Your objective:
Find every line in the records below that holds the word "hidden", and copy each one.

(Beginning of Source data)

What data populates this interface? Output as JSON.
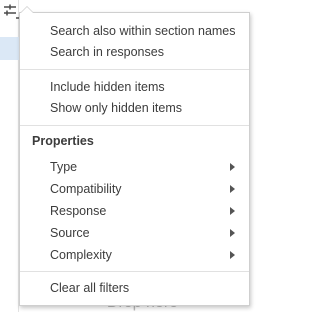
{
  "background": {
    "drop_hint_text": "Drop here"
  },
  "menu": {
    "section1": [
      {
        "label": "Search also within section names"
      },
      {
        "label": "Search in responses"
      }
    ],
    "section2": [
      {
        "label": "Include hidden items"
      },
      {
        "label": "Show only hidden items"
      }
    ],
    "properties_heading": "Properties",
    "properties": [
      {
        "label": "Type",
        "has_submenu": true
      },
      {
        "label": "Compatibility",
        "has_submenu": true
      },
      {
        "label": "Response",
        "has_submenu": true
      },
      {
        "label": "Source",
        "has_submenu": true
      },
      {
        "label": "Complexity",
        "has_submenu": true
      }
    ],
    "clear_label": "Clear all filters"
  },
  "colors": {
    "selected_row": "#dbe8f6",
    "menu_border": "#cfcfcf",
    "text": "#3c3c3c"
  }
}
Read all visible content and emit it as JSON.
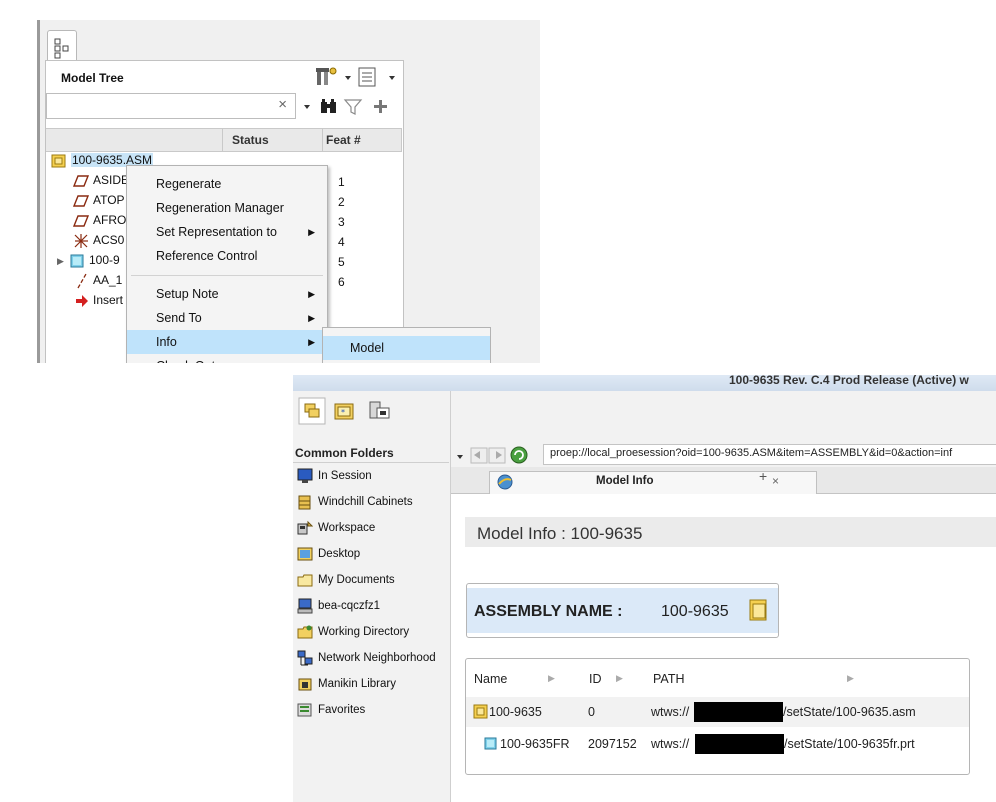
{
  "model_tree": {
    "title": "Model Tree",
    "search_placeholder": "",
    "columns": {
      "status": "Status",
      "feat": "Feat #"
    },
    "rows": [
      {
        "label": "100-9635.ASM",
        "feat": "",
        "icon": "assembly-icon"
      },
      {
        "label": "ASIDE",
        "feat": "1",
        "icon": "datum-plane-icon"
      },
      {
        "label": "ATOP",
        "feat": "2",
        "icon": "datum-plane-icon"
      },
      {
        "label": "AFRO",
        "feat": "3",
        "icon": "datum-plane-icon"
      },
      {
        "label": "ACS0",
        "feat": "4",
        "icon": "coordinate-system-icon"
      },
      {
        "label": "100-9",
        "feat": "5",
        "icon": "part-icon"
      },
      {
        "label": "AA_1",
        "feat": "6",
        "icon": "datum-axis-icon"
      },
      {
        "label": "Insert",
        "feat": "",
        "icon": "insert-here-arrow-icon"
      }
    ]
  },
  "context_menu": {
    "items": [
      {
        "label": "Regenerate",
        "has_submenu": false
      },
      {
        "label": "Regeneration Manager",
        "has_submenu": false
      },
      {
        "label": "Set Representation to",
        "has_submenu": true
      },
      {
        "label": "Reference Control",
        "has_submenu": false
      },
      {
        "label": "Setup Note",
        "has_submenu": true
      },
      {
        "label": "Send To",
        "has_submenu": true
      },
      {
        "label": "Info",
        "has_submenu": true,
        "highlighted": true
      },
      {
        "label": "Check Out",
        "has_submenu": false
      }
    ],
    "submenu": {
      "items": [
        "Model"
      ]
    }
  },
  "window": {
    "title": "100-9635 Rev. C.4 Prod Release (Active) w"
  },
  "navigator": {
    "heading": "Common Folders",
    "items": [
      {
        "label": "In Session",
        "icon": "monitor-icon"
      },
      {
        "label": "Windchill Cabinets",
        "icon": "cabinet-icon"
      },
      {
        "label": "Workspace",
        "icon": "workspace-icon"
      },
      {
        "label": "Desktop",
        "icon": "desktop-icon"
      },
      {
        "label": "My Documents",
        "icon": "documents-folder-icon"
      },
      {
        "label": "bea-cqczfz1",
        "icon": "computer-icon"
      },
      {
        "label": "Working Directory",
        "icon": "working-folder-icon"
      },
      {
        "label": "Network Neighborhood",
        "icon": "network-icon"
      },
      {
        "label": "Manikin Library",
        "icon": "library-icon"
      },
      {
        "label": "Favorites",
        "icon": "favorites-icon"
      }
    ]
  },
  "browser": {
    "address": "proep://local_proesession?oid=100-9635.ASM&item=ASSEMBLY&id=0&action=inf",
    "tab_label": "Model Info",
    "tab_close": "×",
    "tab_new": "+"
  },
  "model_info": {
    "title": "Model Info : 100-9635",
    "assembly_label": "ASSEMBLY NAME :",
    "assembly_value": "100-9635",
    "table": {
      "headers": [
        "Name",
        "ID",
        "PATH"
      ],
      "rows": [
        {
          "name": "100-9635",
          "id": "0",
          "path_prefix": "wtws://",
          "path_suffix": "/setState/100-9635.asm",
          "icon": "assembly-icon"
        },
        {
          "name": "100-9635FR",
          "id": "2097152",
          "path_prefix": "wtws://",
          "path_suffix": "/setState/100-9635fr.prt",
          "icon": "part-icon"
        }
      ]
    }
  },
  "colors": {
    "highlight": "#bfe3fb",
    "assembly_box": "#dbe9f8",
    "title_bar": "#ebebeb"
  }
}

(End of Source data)
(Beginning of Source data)

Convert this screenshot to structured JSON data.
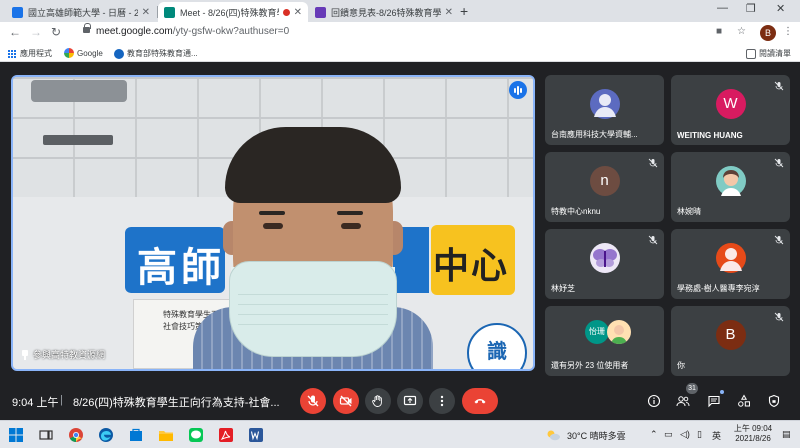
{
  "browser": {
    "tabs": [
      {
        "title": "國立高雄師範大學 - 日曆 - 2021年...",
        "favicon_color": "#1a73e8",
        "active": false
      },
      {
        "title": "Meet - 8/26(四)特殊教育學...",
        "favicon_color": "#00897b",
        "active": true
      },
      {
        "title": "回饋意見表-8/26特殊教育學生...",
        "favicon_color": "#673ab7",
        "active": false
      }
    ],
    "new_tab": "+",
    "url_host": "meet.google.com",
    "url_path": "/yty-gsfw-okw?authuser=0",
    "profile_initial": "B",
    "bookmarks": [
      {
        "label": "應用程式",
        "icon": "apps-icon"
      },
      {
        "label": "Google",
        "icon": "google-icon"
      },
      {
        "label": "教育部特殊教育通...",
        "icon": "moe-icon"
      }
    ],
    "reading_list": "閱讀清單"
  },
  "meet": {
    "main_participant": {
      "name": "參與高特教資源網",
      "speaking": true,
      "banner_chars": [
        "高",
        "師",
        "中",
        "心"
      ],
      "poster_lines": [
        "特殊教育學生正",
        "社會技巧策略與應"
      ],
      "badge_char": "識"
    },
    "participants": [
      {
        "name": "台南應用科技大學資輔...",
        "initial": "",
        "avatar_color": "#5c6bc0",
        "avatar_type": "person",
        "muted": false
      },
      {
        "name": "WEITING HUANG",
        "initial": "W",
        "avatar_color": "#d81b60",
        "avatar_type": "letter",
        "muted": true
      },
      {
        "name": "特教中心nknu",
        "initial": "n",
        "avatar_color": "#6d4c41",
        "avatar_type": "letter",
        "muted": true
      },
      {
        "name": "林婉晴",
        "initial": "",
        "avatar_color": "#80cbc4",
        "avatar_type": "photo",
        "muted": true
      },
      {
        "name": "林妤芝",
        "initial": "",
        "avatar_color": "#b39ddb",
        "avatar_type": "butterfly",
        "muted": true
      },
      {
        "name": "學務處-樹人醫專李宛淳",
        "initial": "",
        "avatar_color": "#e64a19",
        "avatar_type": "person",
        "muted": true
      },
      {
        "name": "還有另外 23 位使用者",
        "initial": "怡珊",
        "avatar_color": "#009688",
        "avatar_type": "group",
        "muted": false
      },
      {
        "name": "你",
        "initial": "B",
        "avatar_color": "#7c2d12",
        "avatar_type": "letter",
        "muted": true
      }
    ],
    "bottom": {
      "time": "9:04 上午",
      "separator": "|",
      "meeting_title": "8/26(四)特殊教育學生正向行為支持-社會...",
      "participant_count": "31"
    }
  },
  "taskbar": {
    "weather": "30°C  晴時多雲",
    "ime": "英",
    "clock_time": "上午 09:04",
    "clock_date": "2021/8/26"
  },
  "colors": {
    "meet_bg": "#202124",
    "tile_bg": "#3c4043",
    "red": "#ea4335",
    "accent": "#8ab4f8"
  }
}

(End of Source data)

Response:
        "label": "Include hidden items"
        "label": "Show only hidden items"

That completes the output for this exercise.